The Spanish authorities which occupied the Low Countries (which included what are now the Netherlands, Belgium and parts of France) were more feudal, more Catholic, more imperial than the regions they dominated by their military, physical and clerical power. Therefore the development of capitalism in the Low Countries was not just an internal conflict between an emerging bourgeoisie and the existing feudal organisation of production and social relations within the region. It was also a clash between the emerging bourgeoisie in the Low Countries and the feudal authorities in Spain, both secular and Catholic. Because some of the feudal power was expressed by Spain, an external power, the development of capitalism (and the bourgeoisie) in the Low Countries was also a war of liberation, which was expressed in the development of a ‘national’ identity. However, the cities of Antwerp, Amsterdam, Brugges and many others were trading cities. The outlook therefore, had to include an understanding of, and theory towards, the movement of goods and people, trading and finance. Thus there had to be a sense of internationalism.

Some elements of the existing ruling class changed and adapted, and other elements did not. A new ruling class was formed, from the artisans and merchants, the ships captains, from within the guilds, from the existing aristocracy, from the burghers and officials of the towns. They became the bourgeoisie, the first capitalist class. This was never going to be straightforward. How could it be? And this all happened within conditions of intense and brutal warfare which flared up, destroyed, was dampened down and then blow up again. It was only at the beginning of the 1600s that Amsterdam and other towns within the Dutch Republic could grow in conditions of relative peace. But even that took two decades from the ‘Alteration’ of 1578. And in the process Antwerp was ruined for many years.

While I was stood in front of Peasant Wedding by Jan Bruegel the Younger, the woman standing next to me turned and asked me something in Dutch. ‘Sprek u Engels?” I inquired.

‘What do you see there?’ she asked.

We stood beside each other in silence.

‘No one looks happy.
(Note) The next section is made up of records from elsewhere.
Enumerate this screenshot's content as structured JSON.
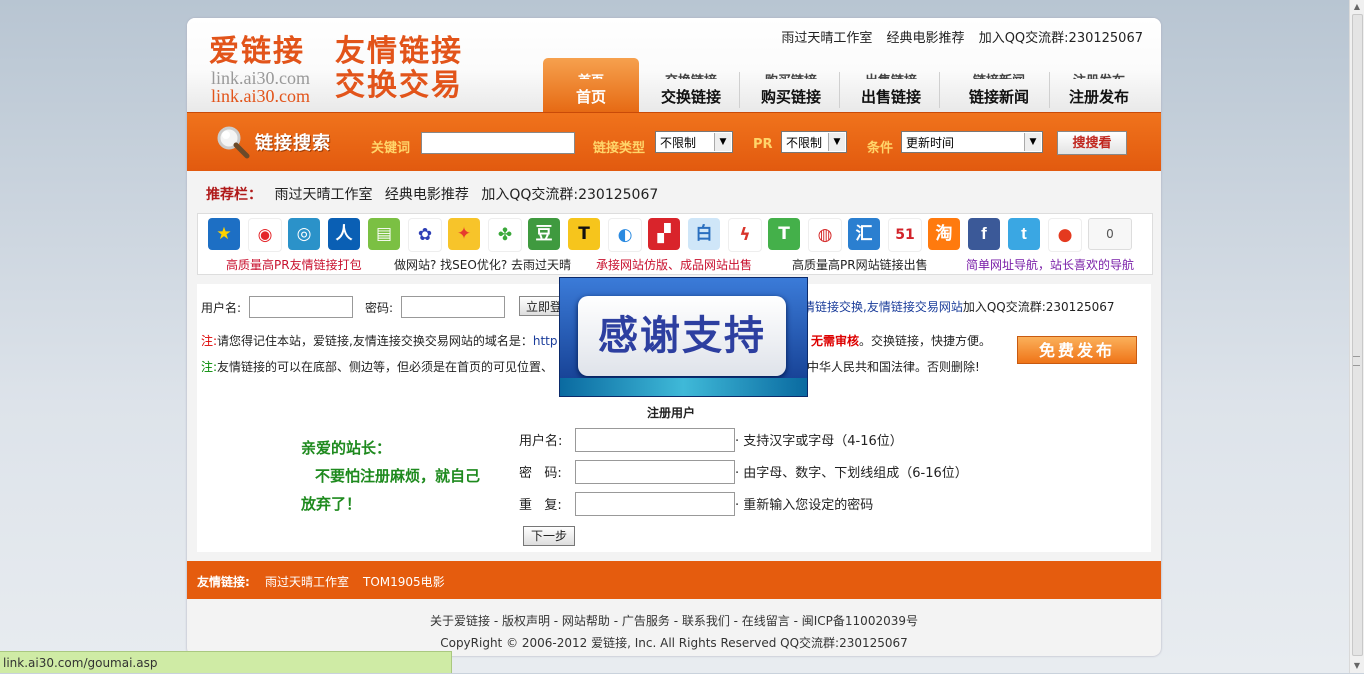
{
  "header": {
    "logo_cn_1": "爱链接",
    "logo_cn_2": "友情链接",
    "logo_en_1": "link.ai30.com",
    "logo_en_2": "link.ai30.com",
    "logo_swap": "交换交易",
    "top_links": [
      "雨过天晴工作室",
      "经典电影推荐",
      "加入QQ交流群:230125067"
    ]
  },
  "nav": [
    {
      "label": "首页",
      "ghost": "首页",
      "active": true
    },
    {
      "label": "交换链接",
      "ghost": "交换链接"
    },
    {
      "label": "购买链接",
      "ghost": "购买链接"
    },
    {
      "label": "出售链接",
      "ghost": "出售链接"
    },
    {
      "label": "链接新闻",
      "ghost": "链接新闻"
    },
    {
      "label": "注册发布",
      "ghost": "注册发布"
    }
  ],
  "search": {
    "title": "链接搜索",
    "keyword_label": "关键词",
    "keyword_value": "",
    "type_label": "链接类型",
    "type_value": "不限制",
    "pr_label": "PR",
    "pr_value": "不限制",
    "cond_label": "条件",
    "cond_value": "更新时间",
    "button": "搜搜看"
  },
  "recommend": {
    "heading": "推荐栏：",
    "links": [
      "雨过天晴工作室",
      "经典电影推荐",
      "加入QQ交流群:230125067"
    ]
  },
  "icon_strip": {
    "icons": [
      "qzone-icon",
      "weibo-icon",
      "tencent-weibo-icon",
      "renren-icon",
      "kaixin-icon",
      "baidu-icon",
      "qq-space-icon",
      "clover-icon",
      "douban-icon",
      "t-icon",
      "360-icon",
      "digg-icon",
      "baidu-bai-icon",
      "seagull-icon",
      "t-green-icon",
      "netease-icon",
      "hui-icon",
      "51-icon",
      "taobao-icon",
      "facebook-icon",
      "twitter-icon",
      "apple-icon"
    ],
    "counter": "0",
    "links": [
      "高质量高PR友情链接打包",
      "做网站? 找SEO优化? 去雨过天晴",
      "承接网站仿版、成品网站出售",
      "高质量高PR网站链接出售",
      "简单网址导航，站长喜欢的导航"
    ]
  },
  "login": {
    "user_label": "用户名:",
    "pass_label": "密码:",
    "button": "立即登",
    "tail_a": "情链接交换",
    "tail_b": ",友情链接交易网站",
    "tail_c": "加入QQ交流群:230125067"
  },
  "notes": {
    "n1_prefix": "注:",
    "n1_text": "请您得记住本站，爱链接,友情连接交换交易网站的域名是：",
    "n1_url": "http",
    "n1_red": "无需审核",
    "n1_tail": "。交换链接，快捷方便。",
    "n2_prefix": "注:",
    "n2_text": "友情链接的可以在底部、侧边等，但必须是在首页的可见位置、",
    "n2_tail": "中华人民共和国法律。否则删除!",
    "free_button": "免费发布"
  },
  "register": {
    "title": "注册用户",
    "dear_1": "亲爱的站长：",
    "dear_2": "不要怕注册麻烦，就自己",
    "dear_3": "放弃了！",
    "rows": [
      {
        "label": "用户名:",
        "hint": "· 支持汉字或字母（4-16位）"
      },
      {
        "label": "密   码:",
        "hint": "· 由字母、数字、下划线组成（6-16位）"
      },
      {
        "label": "重   复:",
        "hint": "· 重新输入您设定的密码"
      }
    ],
    "next": "下一步"
  },
  "friend_links": {
    "heading": "友情链接:",
    "links": [
      "雨过天晴工作室",
      "TOM1905电影"
    ]
  },
  "footer": {
    "line1": "关于爱链接 - 版权声明 - 网站帮助 - 广告服务 - 联系我们 - 在线留言 - 闽ICP备11002039号",
    "line2": "CopyRight © 2006-2012 爱链接, Inc. All Rights Reserved QQ交流群:230125067"
  },
  "popup": {
    "text": "感谢支持"
  },
  "status_bar": "link.ai30.com/goumai.asp",
  "colors": {
    "accent": "#e55c0e",
    "nav_active": "#ef7a20",
    "green_text": "#1e8a1e"
  }
}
It is supposed to be a wedding. Look at the woman with tray of food. Look at the guests who seem to catch our eye. The king and queen have arrived, but it looks as if they are unwanted guests and they need the protection of the soldiers in the background’.

‘The people do not look poor’, she adds. ‘They look as if they are well off. Remember, they are supposed to be peasants. Those people look as if they are the poor – the ones standing under the trees’.

I promise her that if I ever visit Hoorn I will contact her. And she promises that she will show me the museum there, ‘which is right next door to my house’.

Amsterdam presents itself as a very cool city. I sit in the freezing cold outside a coffee shop and draw the building opposite. It is a popular street corner. Groups of people, couples, families, all gather there and I draw round them and through them. The coffee is just about finished, the rough sketch is just about done but there is a girl standing in the one gap left. She notices me and realises what’s going on. She smiles and stands back a pace. The window of the shop is revealed. It has two globes on display. Now the sketch can be completed.

I return early on Sunday morning, it’s a chance that the museum will be relatively quiet, which it is. This provides a chance to get lost within the world of Vermeer and Rembrandt and Frans Hals and many others.

It is time to leave, back out again into the winter sun and cold of Amsterdam. Walk across the bridges of the Prinsen Gracht, Keizers Gracht, Heren Gracht and Singel and then up towards Amsterdam Centraal Station. I fall asleep between Rotterdam and Antwerp. From Lille onwards the sunset is accompanied by a large full moon. Somewhere over there, St Omer, the village of Ardres and to the north, by the coast, Gravelines. I need to cycle there again, but the weather must be warmer. The canals and dykes and watery fields are beginning to freeze. The winter feels as if it is only just beginning.